#### [Your goal]
What you return should match the material below line for line, except that no image appears in it.

#### [Provided records]
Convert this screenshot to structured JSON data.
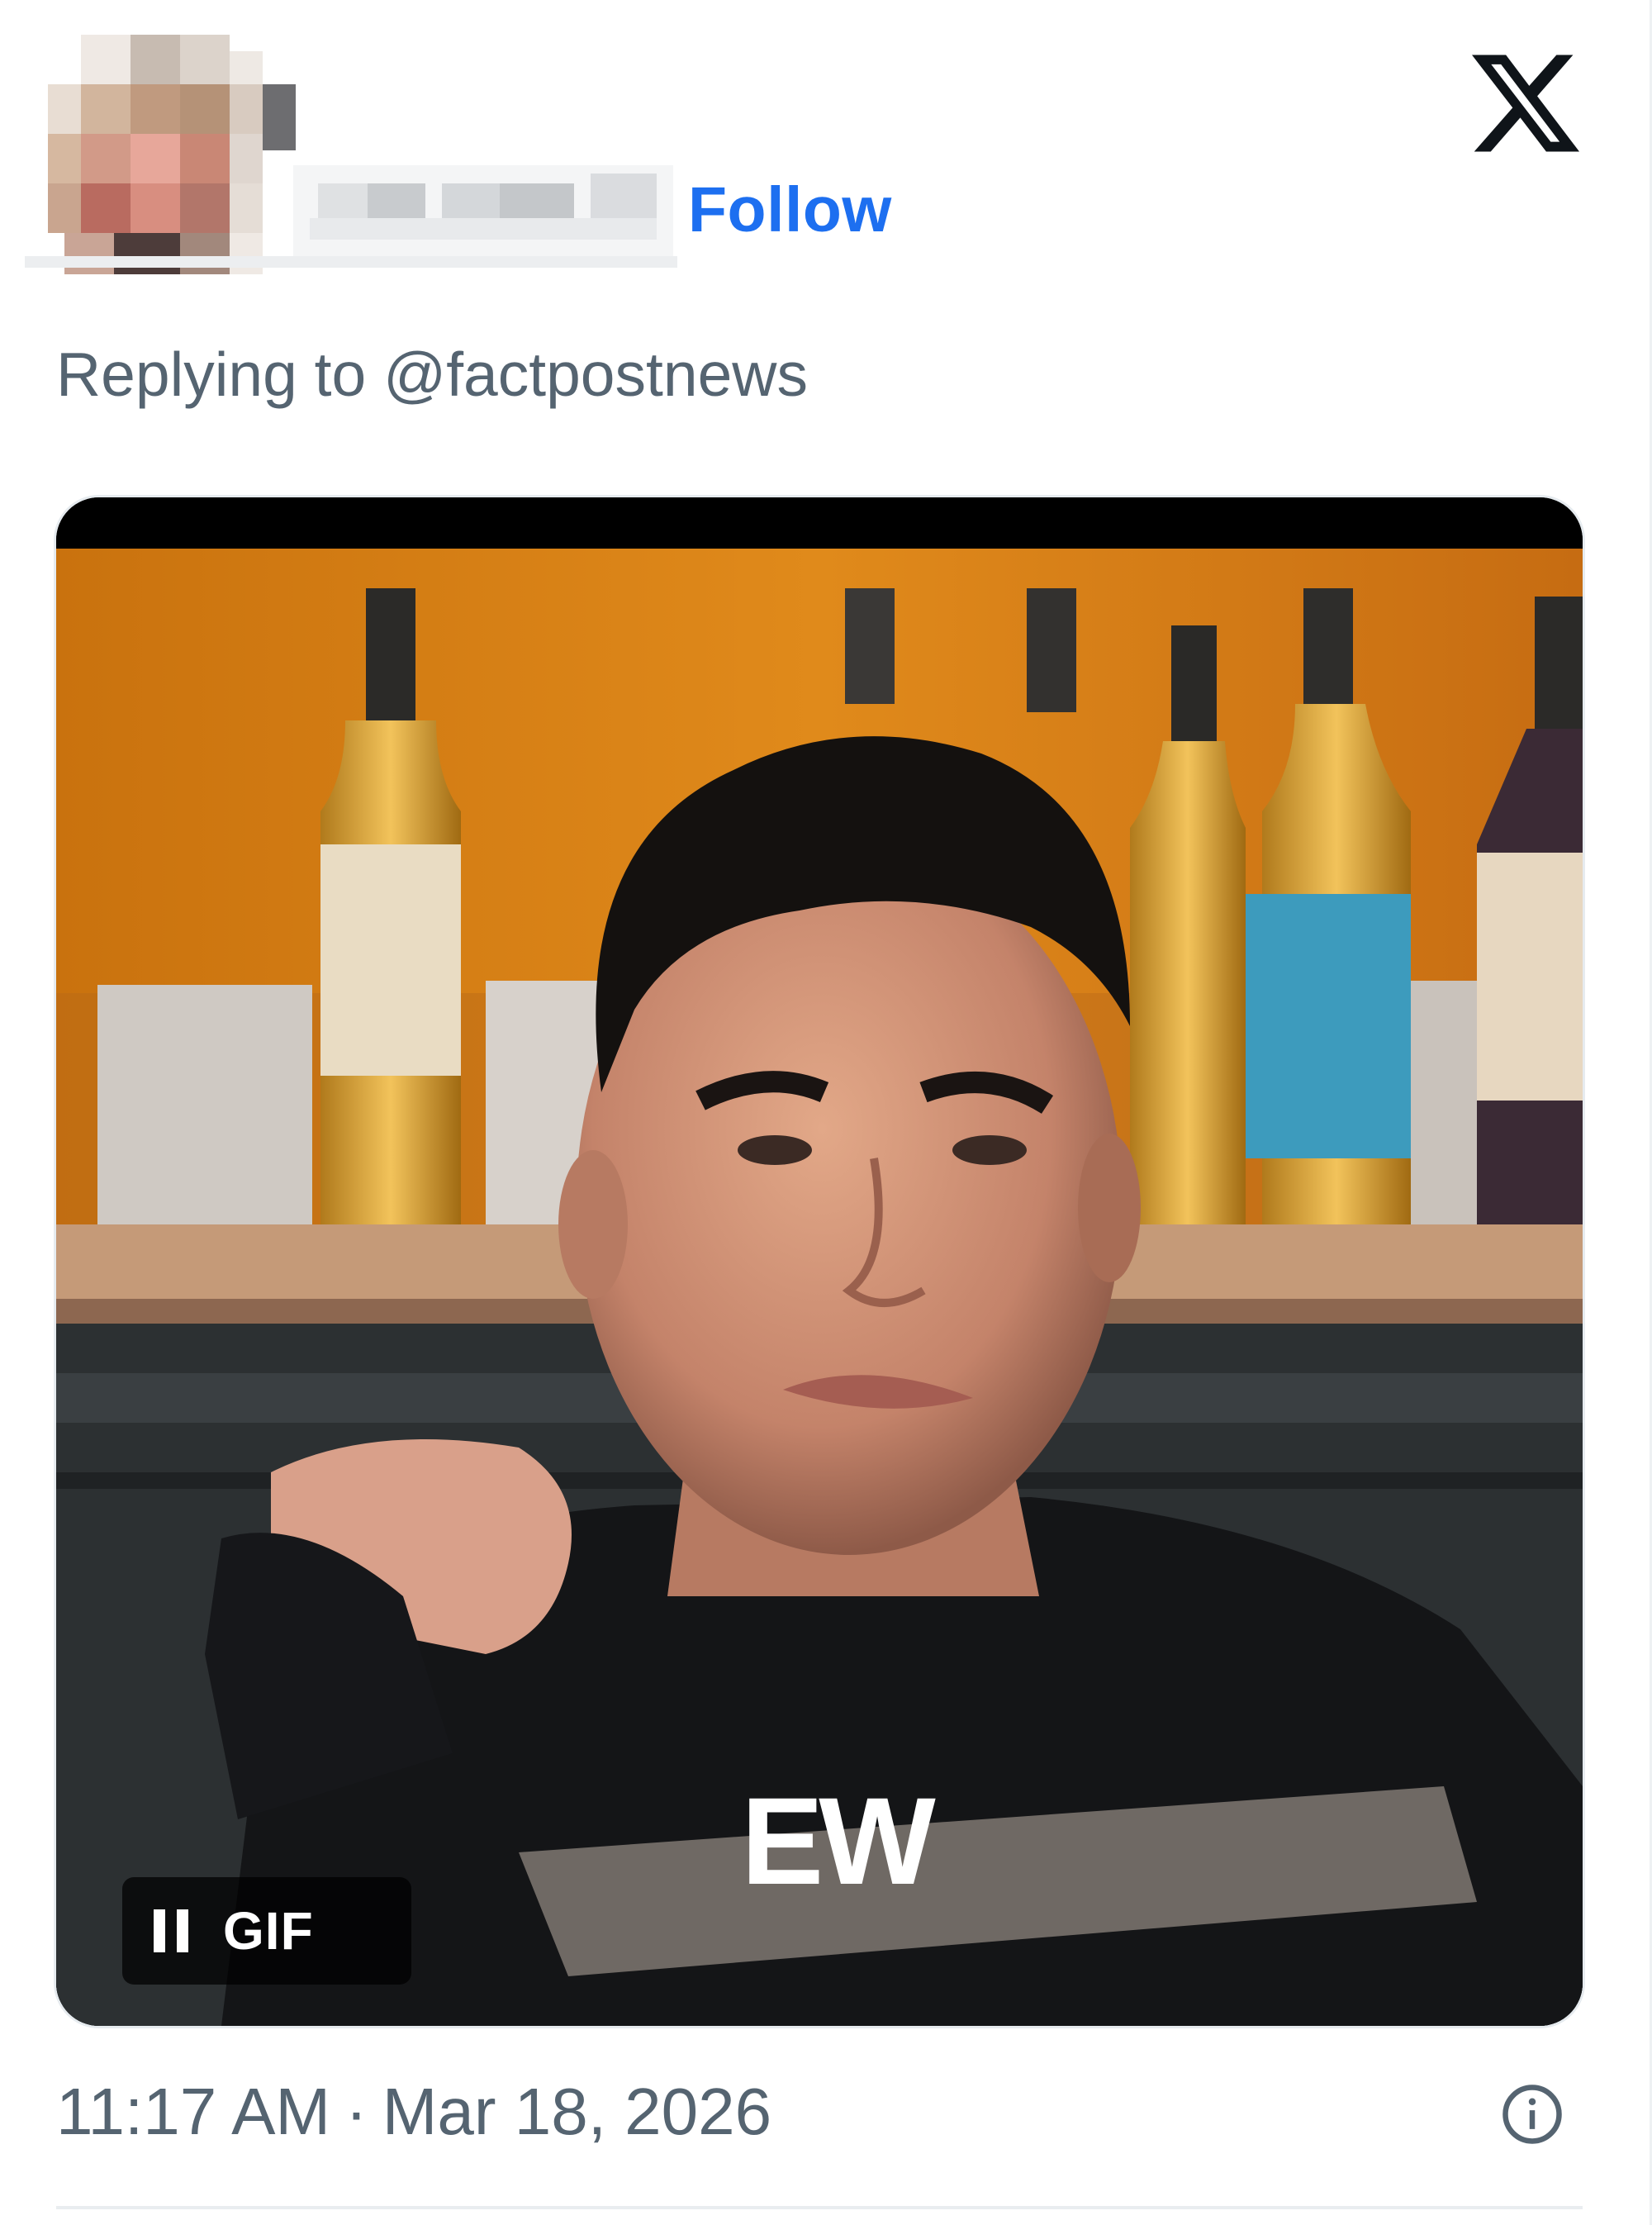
{
  "tweet": {
    "follow_label": "Follow",
    "replying_prefix": "Replying to",
    "replying_handle": "@factpostnews",
    "time": "11:17 AM",
    "separator": "·",
    "date": "Mar 18, 2026"
  },
  "media": {
    "caption": "EW",
    "badge_label": "GIF",
    "pause_icon": "pause-icon"
  },
  "icons": {
    "logo": "x-logo-icon",
    "info": "info-icon"
  },
  "colors": {
    "follow": "#1d6ff0",
    "secondary_text": "#556471",
    "background": "#ffffff"
  }
}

#### [Exercise solution]
Convert this screenshot to structured JSON data.
{
  "tweet": {
    "follow_label": "Follow",
    "replying_prefix": "Replying to",
    "replying_handle": "@factpostnews",
    "time": "11:17 AM",
    "separator": "·",
    "date": "Mar 18, 2026"
  },
  "media": {
    "caption": "EW",
    "badge_label": "GIF",
    "pause_icon": "pause-icon"
  },
  "icons": {
    "logo": "x-logo-icon",
    "info": "info-icon"
  },
  "colors": {
    "follow": "#1d6ff0",
    "secondary_text": "#556471",
    "background": "#ffffff"
  }
}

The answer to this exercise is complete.